Assange, the Australian-born journalist, is currently fighting his extradition from Britain over allegations of rape, sexual assault and sexual molestation made by two Swedish women in August last year. Assange has denied all allegations against him, The Guardian reports.
In his letter to Sweden's minister for justice, Beatrice Ask, ambassador Paul Stephens has conveyed the Australian government's "expectation that, should Assange be brought into Swedish jurisdiction, his case would proceed in accordance with due process and the provisions prescribed under Swedish law, as well as applicable European and international laws, including relevant human rights norms".
Assange's lawyers had earlier accused the Swedish prosecutor of being "illegal or corrupt" for revealing his identity to the media against Swedish custom for accused sex offenders, and issuing a warrant without a charge.
They have also claimed that extraditing the founder of the whistleblower website would be a breach of his human rights, adding that Sweden is likely to come under the pressure of America and send Assange to Washington, where authorities are trying to charge the journalist with conspiracy for leaking hundreds of secret US diplomatic cables that caused controversy across the world.
Assange's fate would reportedly be decided on Thursday when Chief Magistrate Howard Riddle in the London court will deliver his judgment on the extradition warrant, the paper said.

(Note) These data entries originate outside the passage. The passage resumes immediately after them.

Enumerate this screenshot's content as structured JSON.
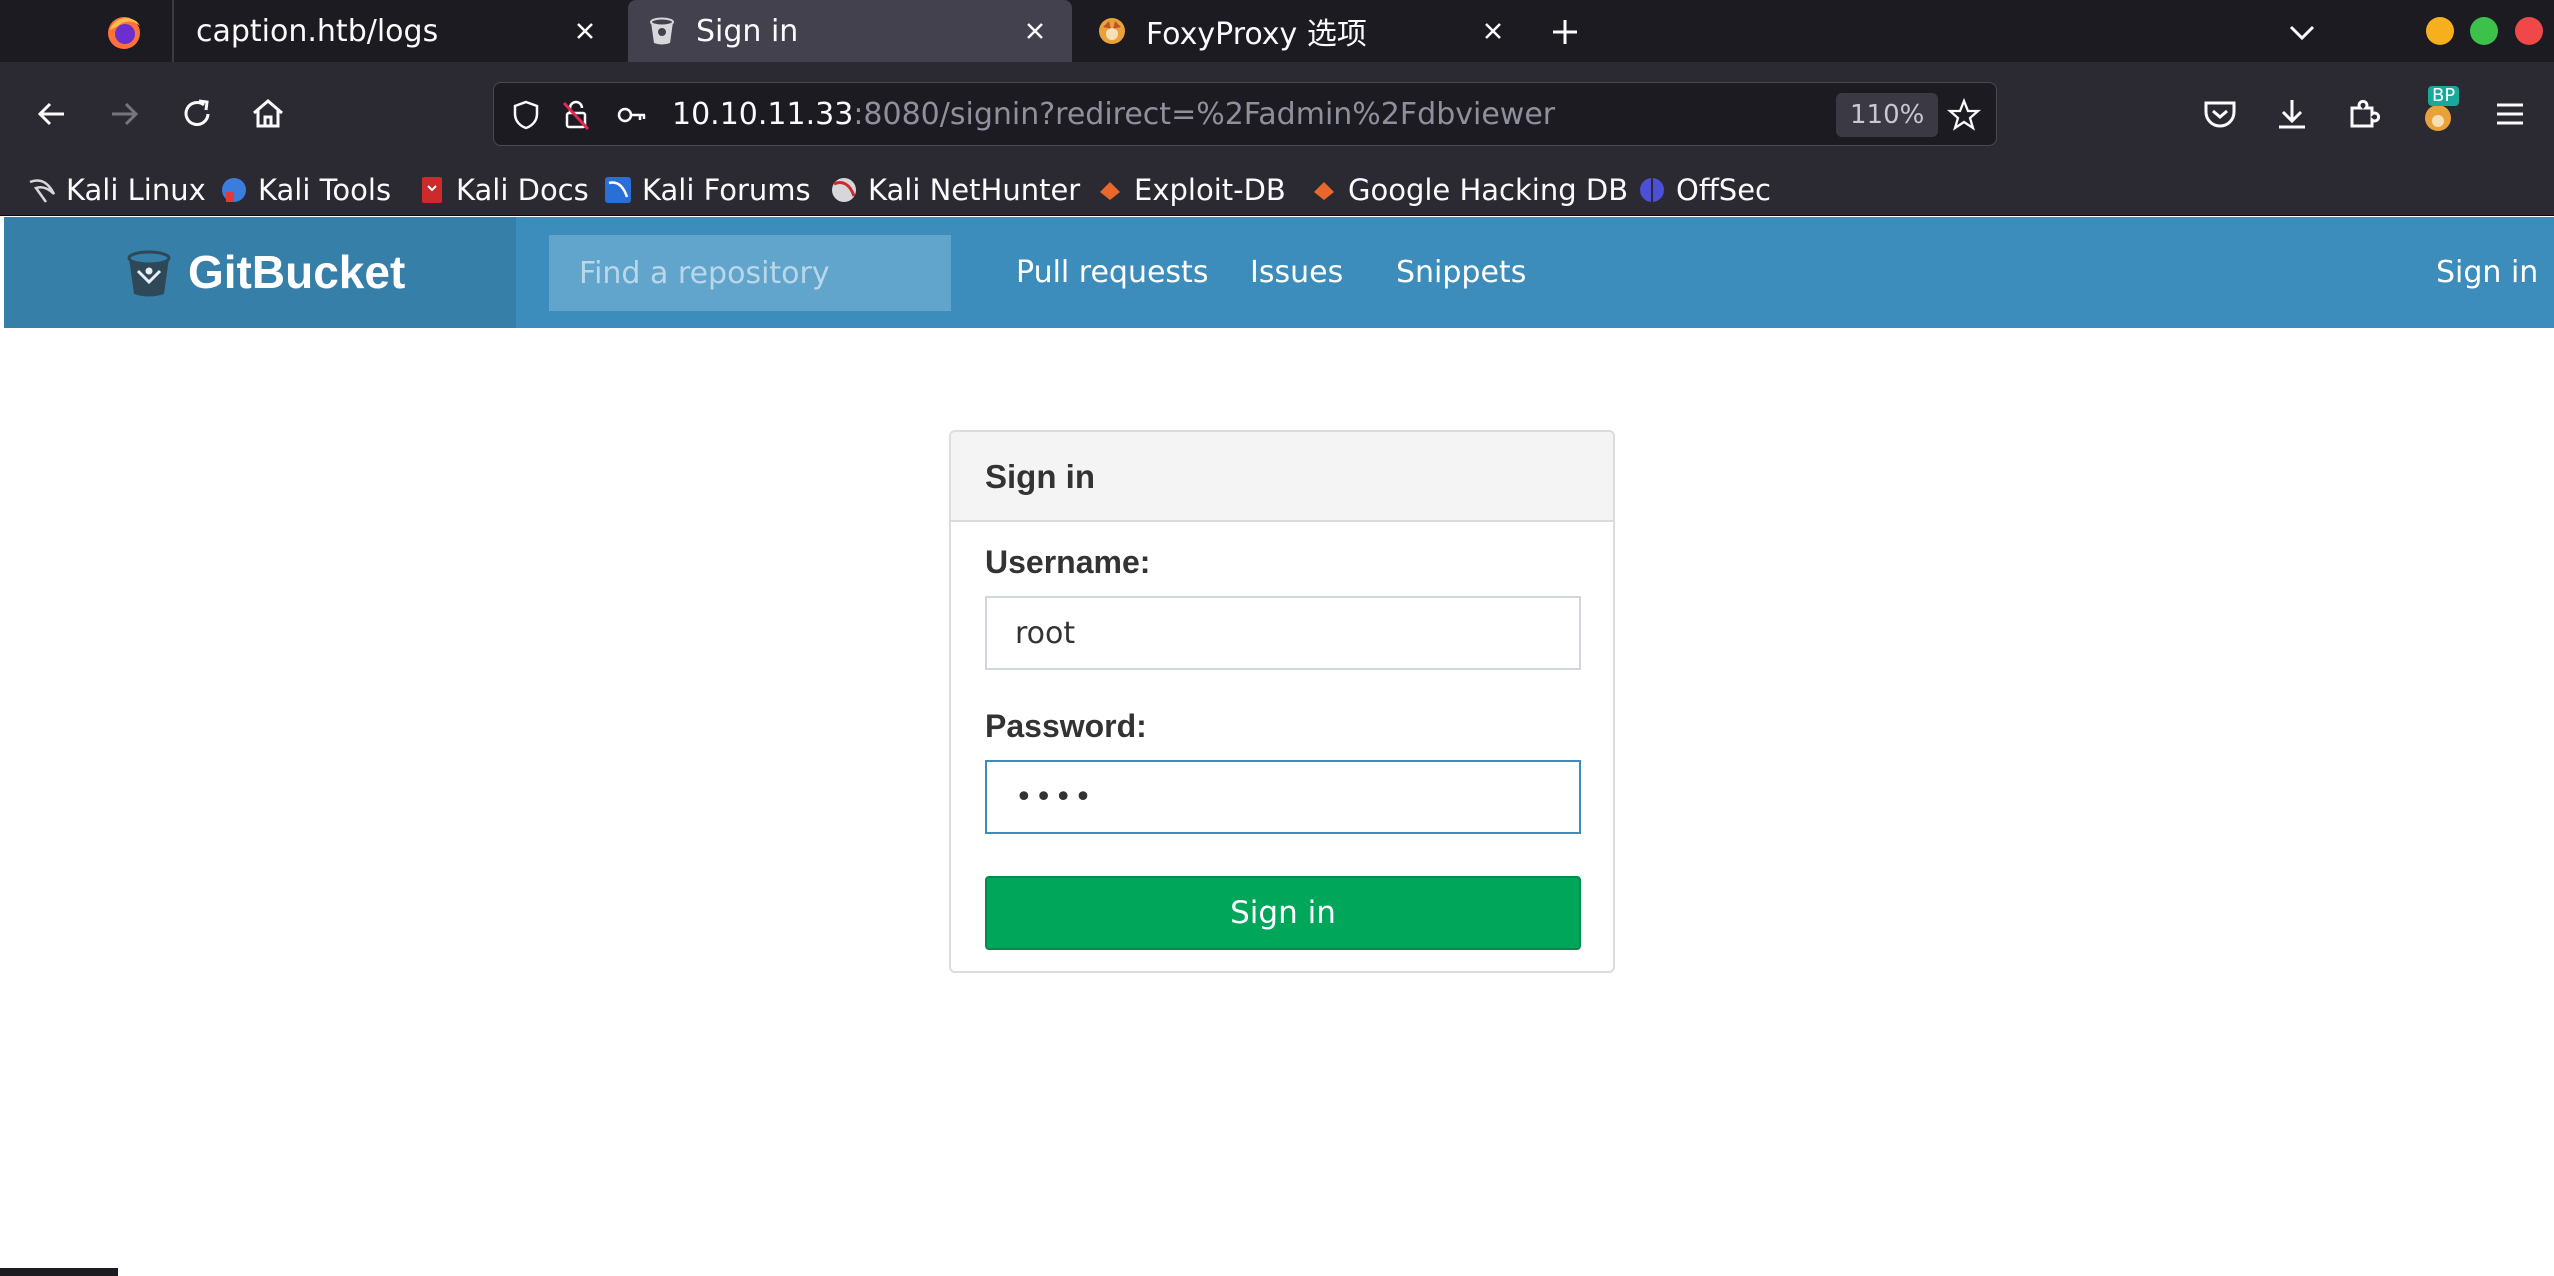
{
  "browser": {
    "tabs": [
      {
        "title": "caption.htb/logs",
        "active": false
      },
      {
        "title": "Sign in",
        "active": true
      },
      {
        "title": "FoxyProxy 选项",
        "active": false
      }
    ],
    "url_host": "10.10.11.33",
    "url_rest": ":8080/signin?redirect=%2Fadmin%2Fdbviewer",
    "zoom": "110%",
    "extension_badge": "BP",
    "bookmarks": [
      {
        "label": "Kali Linux"
      },
      {
        "label": "Kali Tools"
      },
      {
        "label": "Kali Docs"
      },
      {
        "label": "Kali Forums"
      },
      {
        "label": "Kali NetHunter"
      },
      {
        "label": "Exploit-DB"
      },
      {
        "label": "Google Hacking DB"
      },
      {
        "label": "OffSec"
      }
    ]
  },
  "header": {
    "brand": "GitBucket",
    "search_placeholder": "Find a repository",
    "nav": [
      {
        "label": "Pull requests"
      },
      {
        "label": "Issues"
      },
      {
        "label": "Snippets"
      }
    ],
    "sign_in": "Sign in"
  },
  "signin": {
    "title": "Sign in",
    "username_label": "Username:",
    "username_value": "root",
    "password_label": "Password:",
    "password_value": "root",
    "button": "Sign in"
  },
  "colors": {
    "header": "#3c8dbc",
    "brand_bg": "#367fa9",
    "button": "#00a65a",
    "focus_border": "#3c8dbc"
  }
}
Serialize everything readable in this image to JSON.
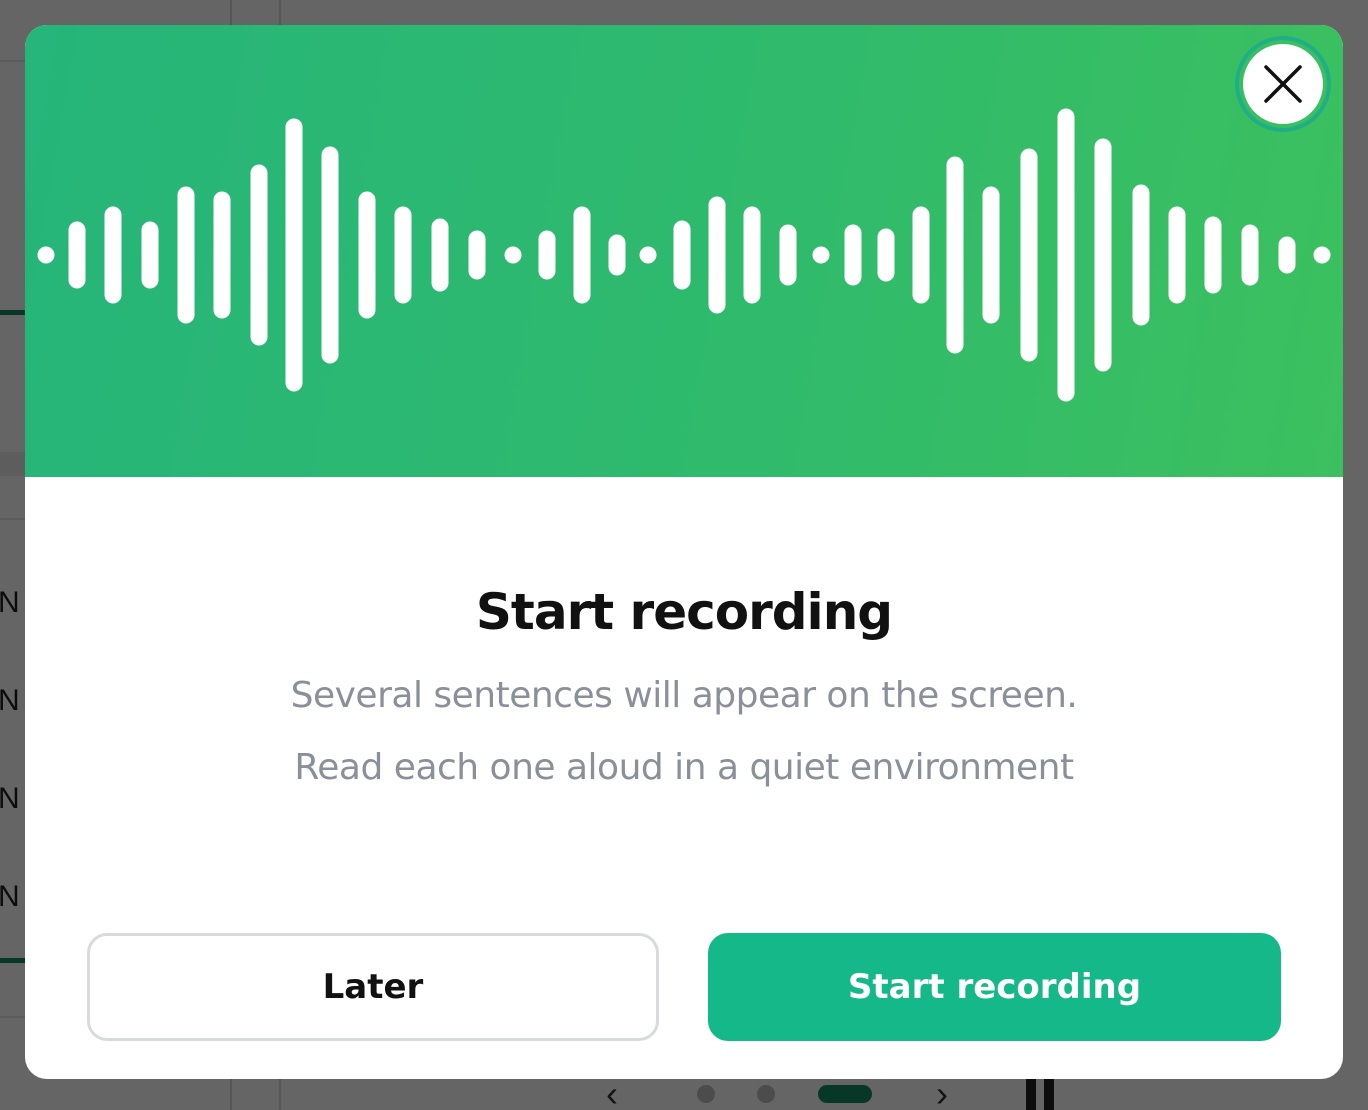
{
  "modal": {
    "title": "Start recording",
    "description_line1": "Several sentences will appear on the screen.",
    "description_line2": "Read each one aloud in a quiet environment",
    "later_label": "Later",
    "start_label": "Start recording",
    "close_icon": "close-icon",
    "hero_icon": "sound-wave-icon",
    "colors": {
      "hero_gradient_start": "#26b57a",
      "hero_gradient_end": "#3cc05f",
      "primary_button": "#14b889",
      "title_text": "#111111",
      "description_text": "#8a9099"
    }
  },
  "background": {
    "row_letters": [
      "N",
      "N",
      "N",
      "N"
    ]
  }
}
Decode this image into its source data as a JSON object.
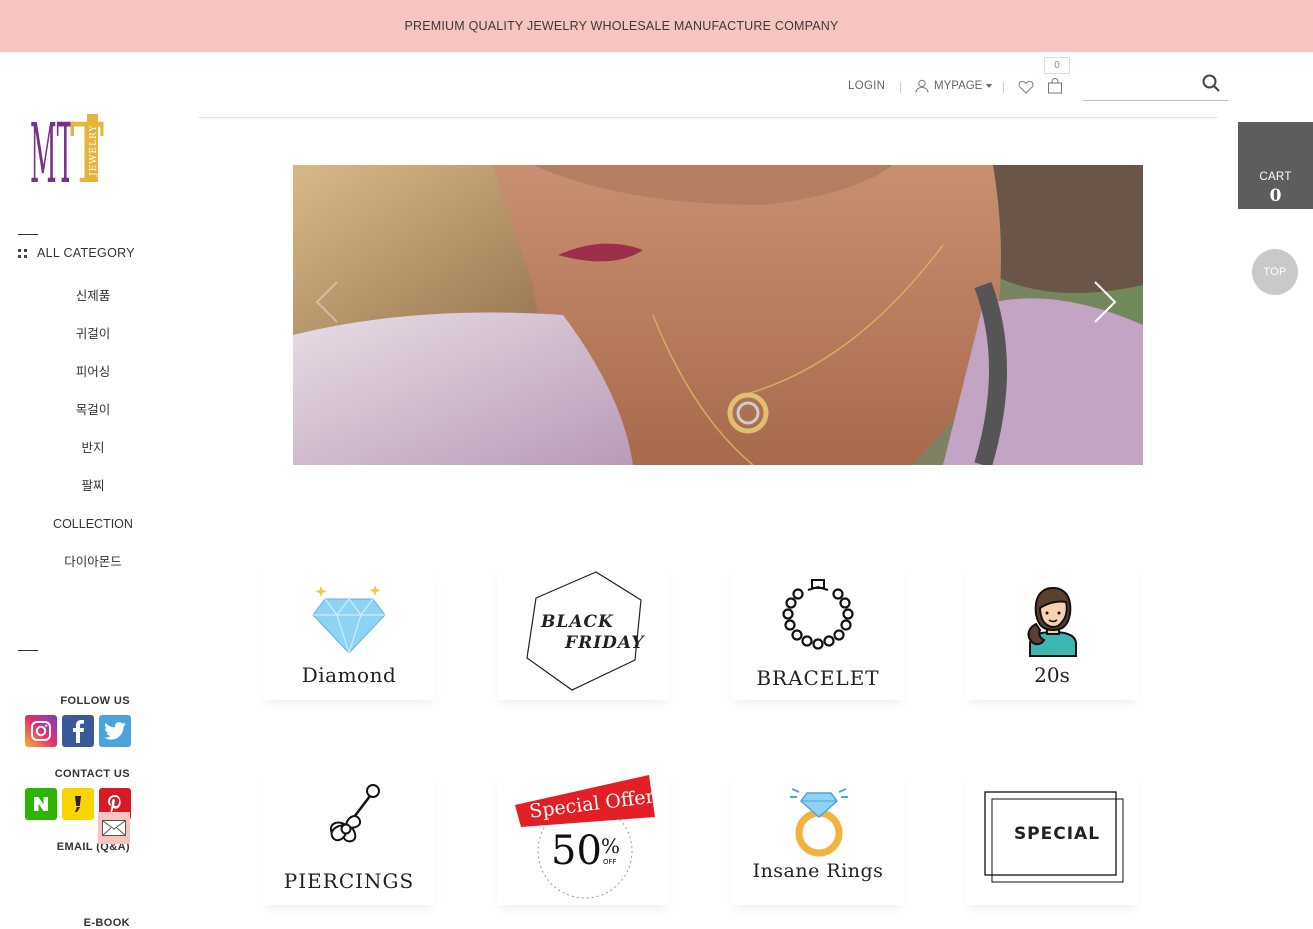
{
  "announcement": "PREMIUM QUALITY JEWELRY WHOLESALE MANUFACTURE COMPANY",
  "logo": {
    "letters": "MT",
    "side_text": "JEWELRY",
    "colors": {
      "m": "#7a2f8c",
      "t": "#e6b33c"
    }
  },
  "sidebar": {
    "all_category": "ALL CATEGORY",
    "categories": [
      "신제품",
      "귀걸이",
      "피어싱",
      "목걸이",
      "반지",
      "팔찌",
      "COLLECTION",
      "다이아몬드"
    ],
    "follow_us": "FOLLOW US",
    "contact_us": "CONTACT US",
    "email": "EMAIL (Q&A)",
    "ebook": "E-BOOK",
    "follow_icons": [
      "instagram-icon",
      "facebook-icon",
      "twitter-icon"
    ],
    "contact_icons": [
      "naver-icon",
      "kakao-icon",
      "pinterest-icon"
    ]
  },
  "header": {
    "login": "LOGIN",
    "mypage": "MYPAGE",
    "bag_count": "0",
    "search_placeholder": ""
  },
  "float": {
    "cart_label": "CART",
    "cart_count": "0",
    "top_label": "TOP"
  },
  "tiles": [
    {
      "label": "Diamond",
      "icon": "diamond-icon"
    },
    {
      "label": "BLACK FRIDAY",
      "line1": "BLACK",
      "line2": "FRIDAY",
      "icon": "hexagon-icon"
    },
    {
      "label": "BRACELET",
      "icon": "bracelet-icon"
    },
    {
      "label": "20s",
      "icon": "woman-avatar-icon"
    },
    {
      "label": "PIERCINGS",
      "icon": "piercing-icon"
    },
    {
      "label": "Special Offer",
      "percent": "50",
      "pct_sign": "%",
      "off": "OFF",
      "icon": "special-offer-icon"
    },
    {
      "label": "Insane Rings",
      "icon": "ring-icon"
    },
    {
      "label": "SPECIAL",
      "icon": "special-frame-icon"
    }
  ]
}
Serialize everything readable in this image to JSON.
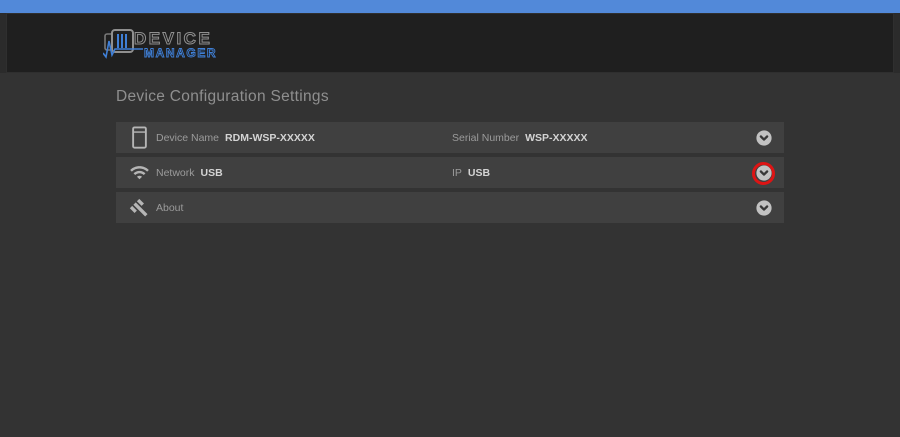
{
  "header": {
    "logo": {
      "line1": "DEVICE",
      "line2": "MANAGER"
    }
  },
  "page": {
    "title": "Device Configuration Settings"
  },
  "settings_rows": [
    {
      "id": "device-info",
      "icon": "tablet-device-icon",
      "primary": {
        "label": "Device Name",
        "value": "RDM-WSP-XXXXX"
      },
      "secondary": {
        "label": "Serial Number",
        "value": "WSP-XXXXX"
      },
      "expandable": true,
      "highlighted": false
    },
    {
      "id": "network",
      "icon": "wifi-icon",
      "primary": {
        "label": "Network",
        "value": "USB"
      },
      "secondary": {
        "label": "IP",
        "value": "USB"
      },
      "expandable": true,
      "highlighted": true
    },
    {
      "id": "about",
      "icon": "gavel-icon",
      "primary": {
        "label": "About",
        "value": ""
      },
      "expandable": true,
      "highlighted": false
    }
  ],
  "annotation": {
    "type": "red-circle-highlight",
    "target": "network-row-expand-button",
    "color": "#de1414"
  },
  "colors": {
    "topbar_blue": "#5289d9",
    "header_bg": "#1f1f1f",
    "page_bg": "#333333",
    "row_bg": "#404040",
    "logo_blue": "#3f7fd6"
  }
}
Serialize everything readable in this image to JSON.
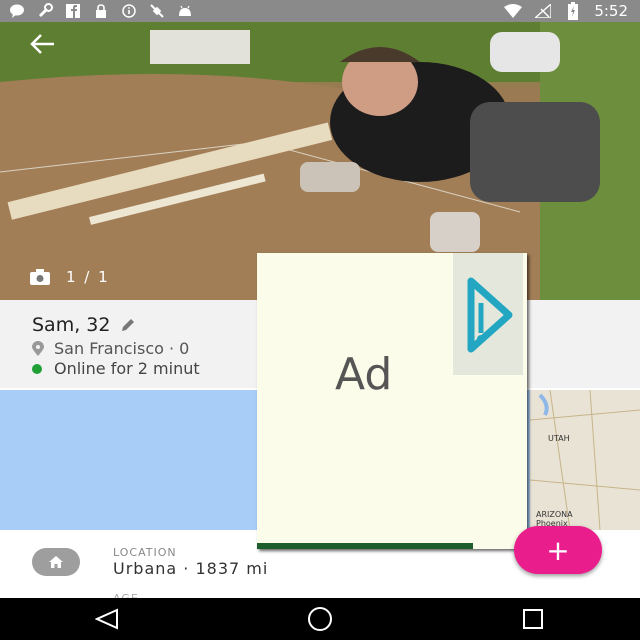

Earlier this month Assange, who is currently on bail in the UK, urged Australian Prime Minister, Julia Gillard, to "bring me home," adding: "There have been outrageous and illegal calls to have me and my staff killed, clear cases of incitement to violence. Yet the Australian government has condoned this behaviour by its diplomatic silence." (ANI)